Netanyahu’s visit followed a vote last week by the UN General Assembly on upgrading the status of Palestinians to nonmember observer state, in which Germany joined 40 other nations in abstaining. Germany’s decision had no effect on the outcome, with 138 nations voting for the proposal and nine voting against it, including Israel and the United States.

Israel announced the next day that the government had approved 3,000 more units of housing in contested areas of East Jerusalem and the West Bank, and was resuming planning and zoning work in an area east of Jerusalem known as E1. The announcement was viewed as a reaction to the United Nations vote, and critics said future construction in E1, which lies between East Jerusalem and the Israeli settlement of Maale Adumim, could irreparably harm the chances for a viable, contiguous Palestinian state there.

Most countries regard any Israeli settlement beyond the 1967 boundaries as illegal under international law, so the 3,000 new units would be expected to produce criticism.
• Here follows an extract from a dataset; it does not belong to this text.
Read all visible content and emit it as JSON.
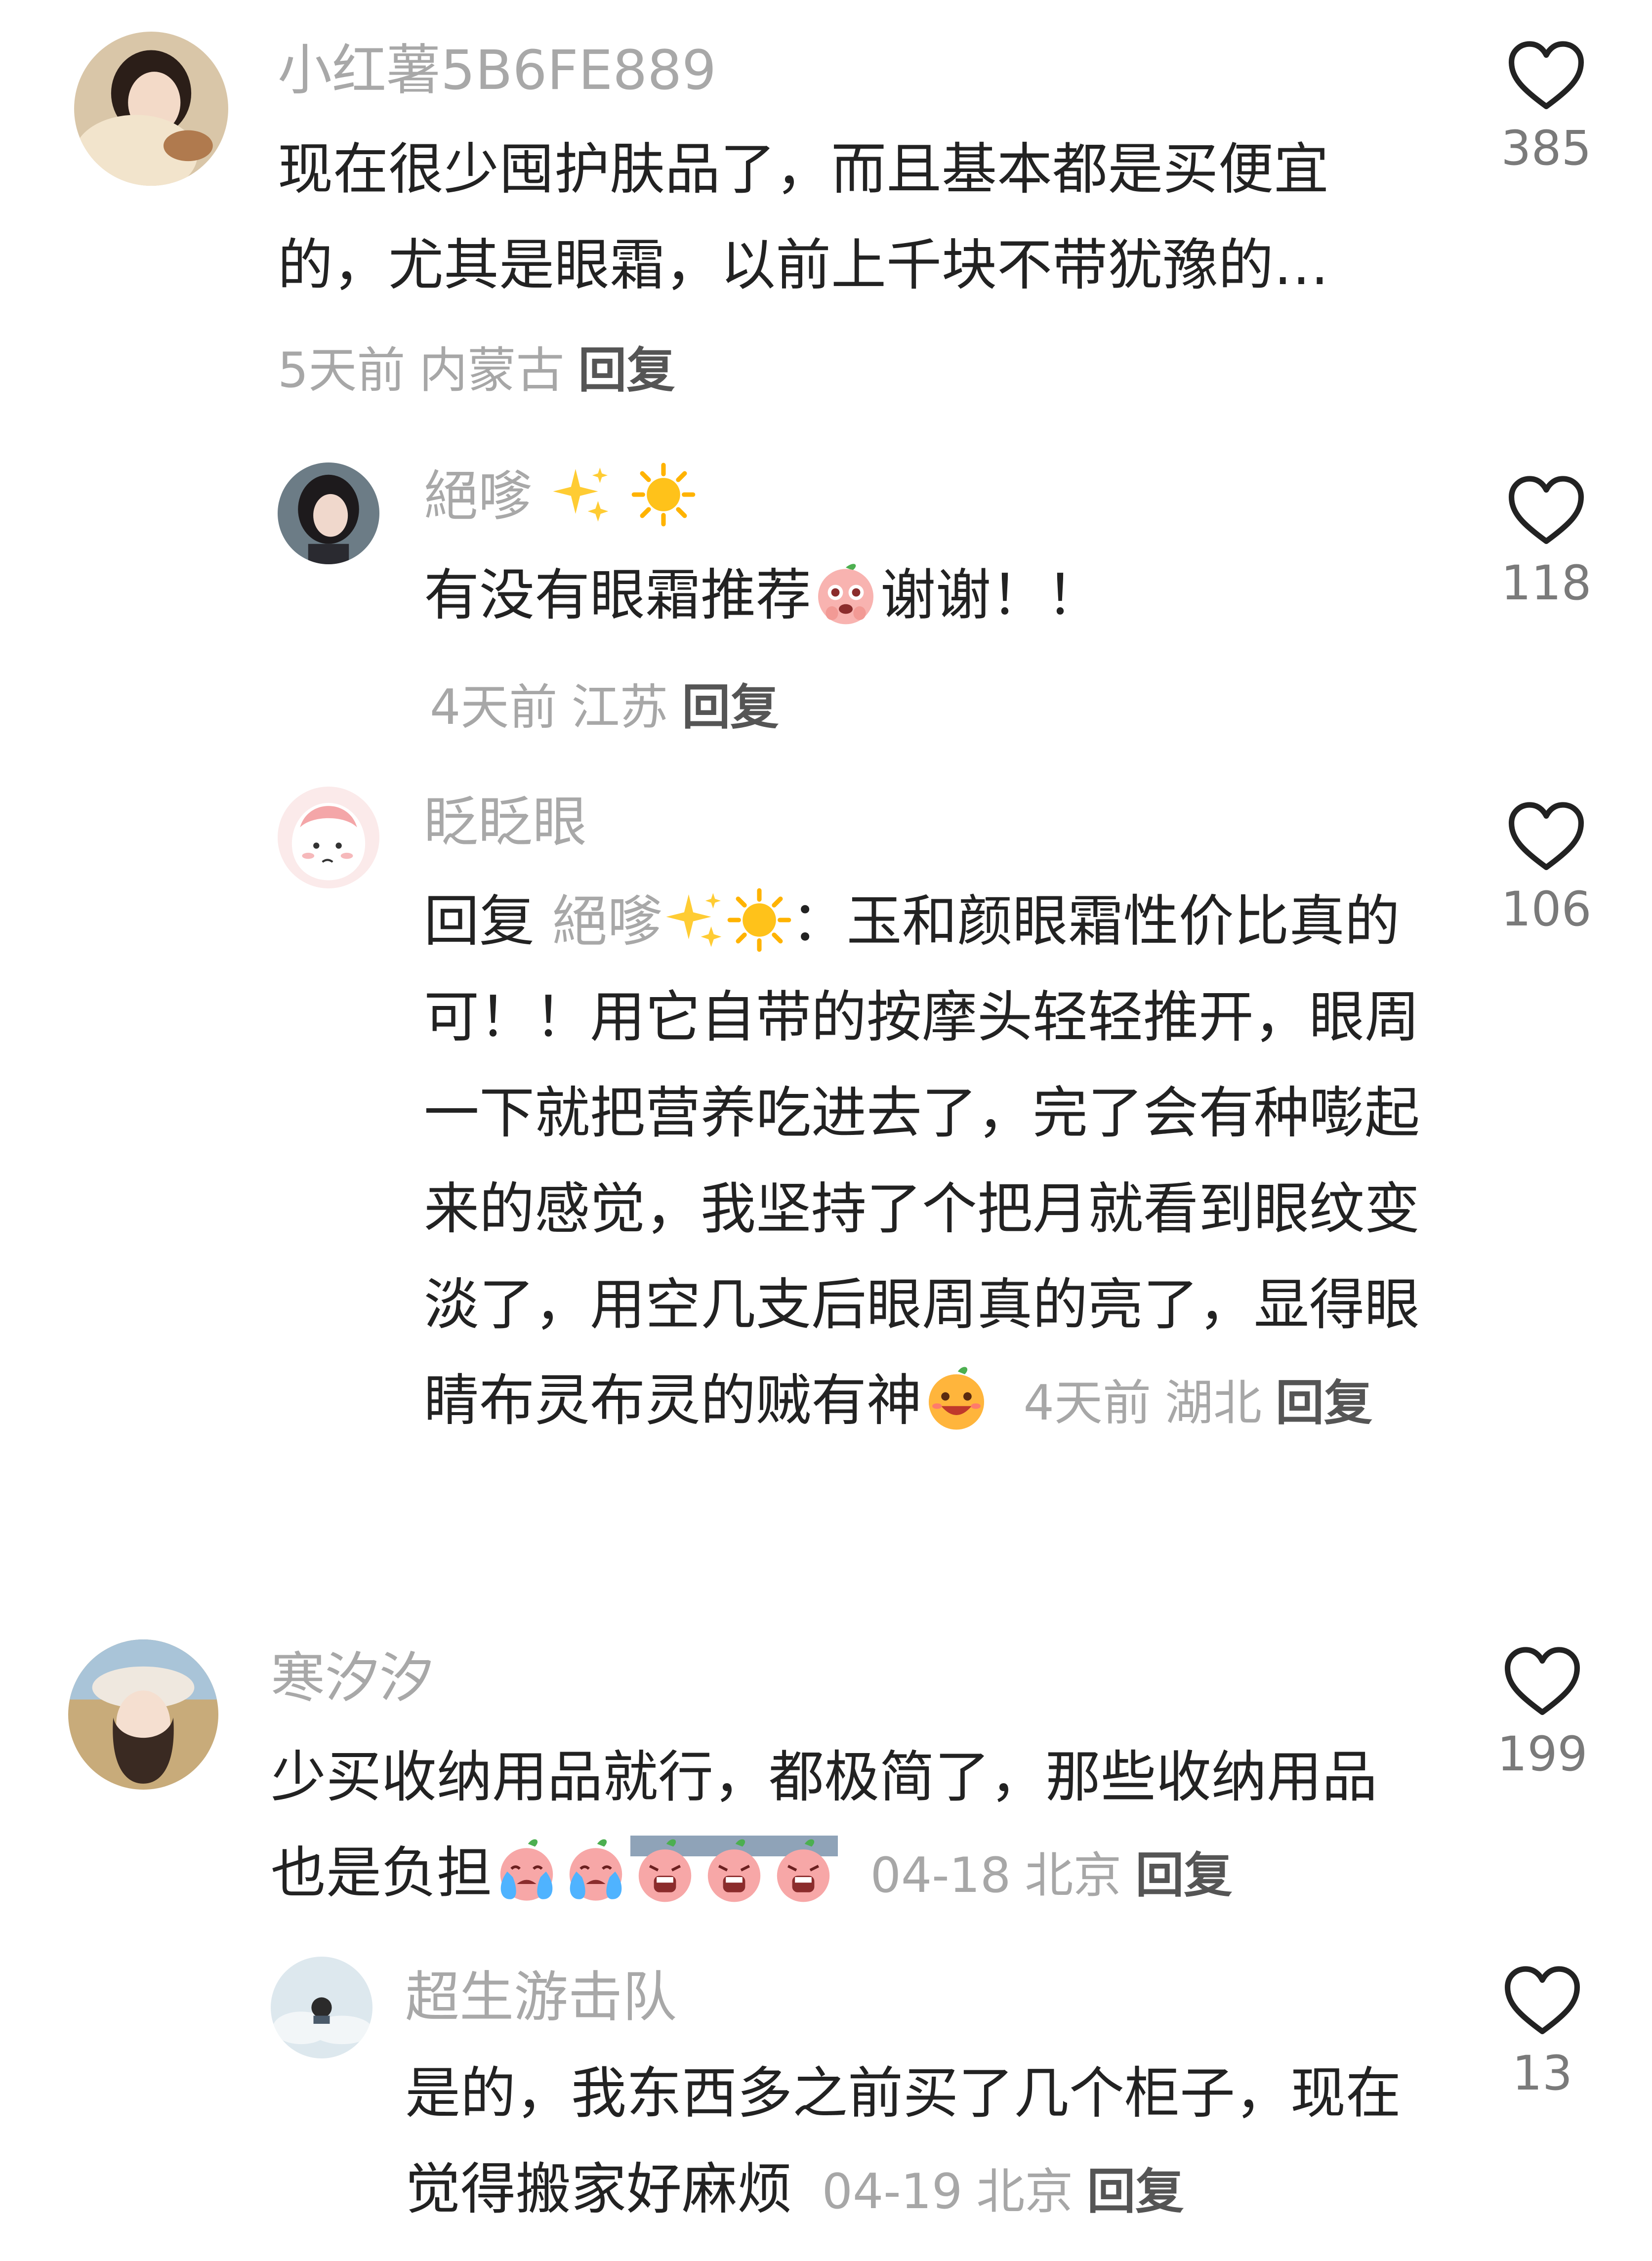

But the apparent threat to build on E1, however symbolic, struck a deeper chord of criticism.


Any expectations that Netanyahu would try to defuse the situation or at least downplay it during his visit to Berlin were dashed Thursday when he brushed aside criticism.
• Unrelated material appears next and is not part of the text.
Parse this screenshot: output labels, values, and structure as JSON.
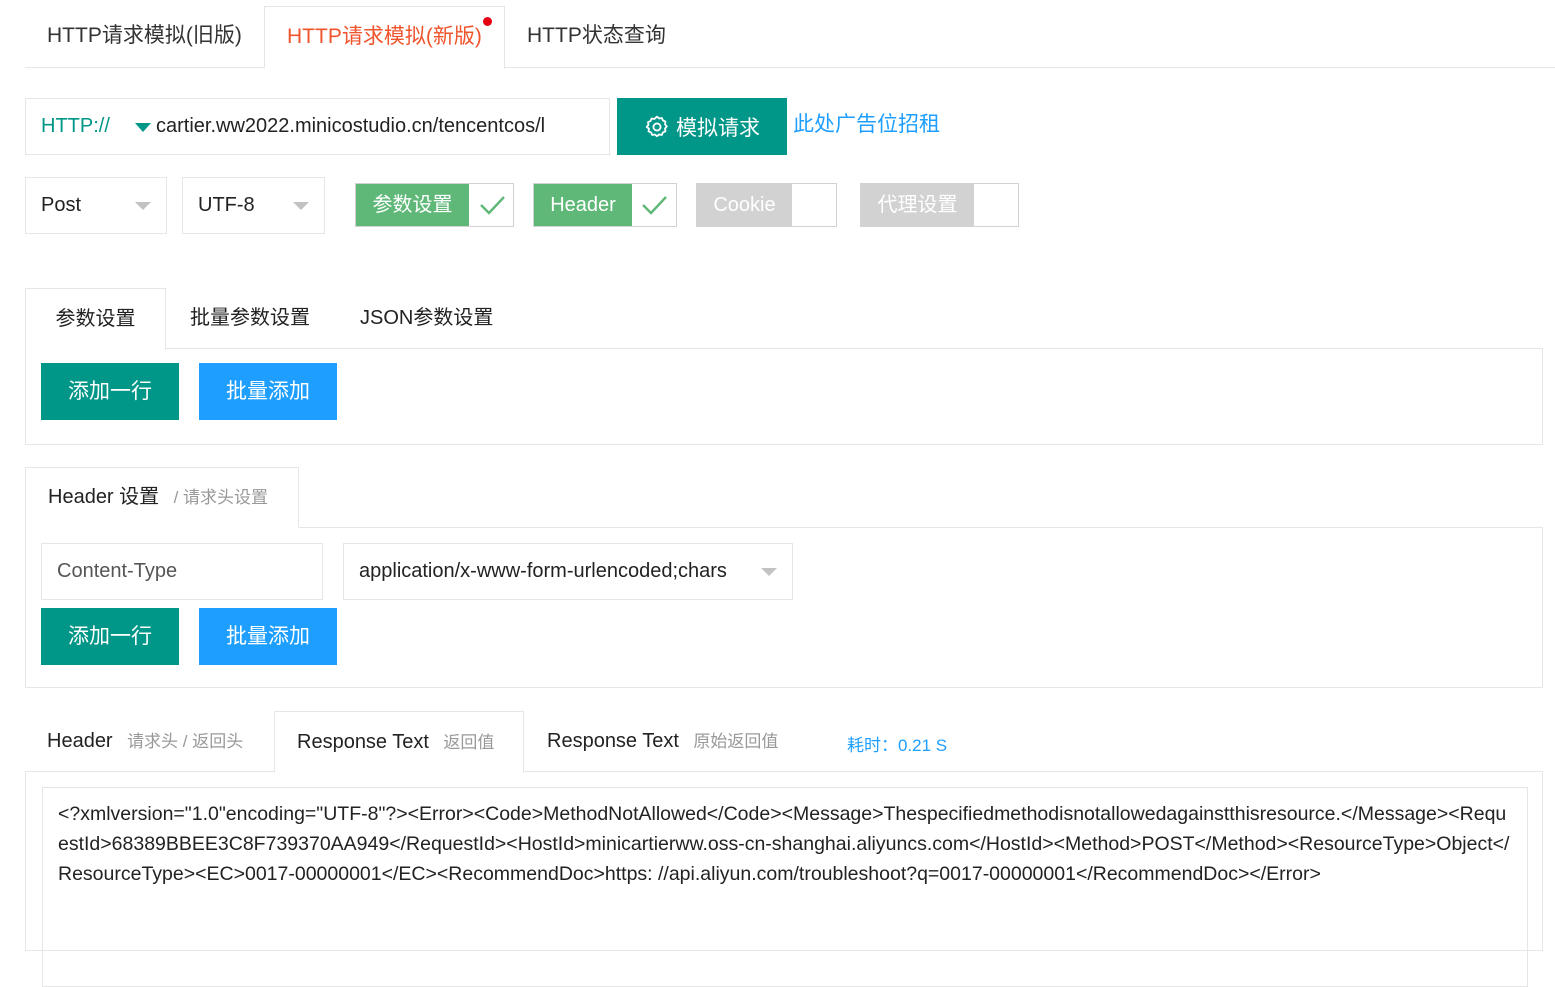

The usually warm relations between Israel and Germany have been especially strained in recent days. Israel’s loss of support from Germany in the UN vote stung especially hard.

German leaders have backed Israel for decades as amends for the Holocaust, whether that came in the form of diplomatic help or arms shipments. But as the Nazi era recedes into the past, Germans have proven increasingly willing to criticize Israel.

With parliamentary elections coming up next month in Israel, Netanyahu had a strong incentive to take a tough stand after the UN vote.

Netanyahu came to Germany with several ministers for regularly scheduled intergovernmental consultations. The themes of the meeting were supposed to be innovation, sustainability, and education, but they were overshadowed at the news conference by talk of settlement construction.

Referring to the ‘‘special relationship’’ between the two countries, Netanyahu said to Merkel, ‘‘I want to take this opportunity to make it absolutely clear that I have no doubt whatsoever about the depth of your commitment to Israel’s security and to the well-being of the Jewish state.’’